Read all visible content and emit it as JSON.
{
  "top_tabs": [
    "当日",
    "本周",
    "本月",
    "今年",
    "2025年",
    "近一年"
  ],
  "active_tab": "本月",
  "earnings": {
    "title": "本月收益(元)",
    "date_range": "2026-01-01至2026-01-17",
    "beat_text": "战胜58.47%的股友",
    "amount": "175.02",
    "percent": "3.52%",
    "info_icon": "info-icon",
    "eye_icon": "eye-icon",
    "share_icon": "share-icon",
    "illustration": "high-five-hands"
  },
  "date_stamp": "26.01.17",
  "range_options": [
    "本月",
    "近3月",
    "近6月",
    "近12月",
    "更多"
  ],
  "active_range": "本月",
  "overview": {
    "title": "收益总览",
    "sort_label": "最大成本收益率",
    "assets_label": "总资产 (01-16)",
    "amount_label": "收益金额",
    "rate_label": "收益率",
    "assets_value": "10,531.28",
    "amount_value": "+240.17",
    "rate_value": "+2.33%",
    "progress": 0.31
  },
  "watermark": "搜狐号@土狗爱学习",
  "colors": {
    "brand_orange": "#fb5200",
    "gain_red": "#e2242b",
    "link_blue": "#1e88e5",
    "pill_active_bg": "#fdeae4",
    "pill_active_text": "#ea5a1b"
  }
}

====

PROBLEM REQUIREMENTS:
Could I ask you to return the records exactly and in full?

YOUR RESPONSE:
Read all visible content and emit it as JSON.
{
  "top_tabs": [
    "当日",
    "本周",
    "本月",
    "今年",
    "2025年",
    "近一年"
  ],
  "active_tab": "本月",
  "earnings": {
    "title": "本月收益(元)",
    "date_range": "2026-01-01至2026-01-17",
    "beat_text": "战胜58.47%的股友",
    "amount": "175.02",
    "percent": "3.52%",
    "info_icon": "info-icon",
    "eye_icon": "eye-icon",
    "share_icon": "share-icon",
    "illustration": "high-five-hands"
  },
  "date_stamp": "26.01.17",
  "range_options": [
    "本月",
    "近3月",
    "近6月",
    "近12月",
    "更多"
  ],
  "active_range": "本月",
  "overview": {
    "title": "收益总览",
    "sort_label": "最大成本收益率",
    "assets_label": "总资产 (01-16)",
    "amount_label": "收益金额",
    "rate_label": "收益率",
    "assets_value": "10,531.28",
    "amount_value": "+240.17",
    "rate_value": "+2.33%",
    "progress": 0.31
  },
  "watermark": "搜狐号@土狗爱学习",
  "colors": {
    "brand_orange": "#fb5200",
    "gain_red": "#e2242b",
    "link_blue": "#1e88e5",
    "pill_active_bg": "#fdeae4",
    "pill_active_text": "#ea5a1b"
  }
}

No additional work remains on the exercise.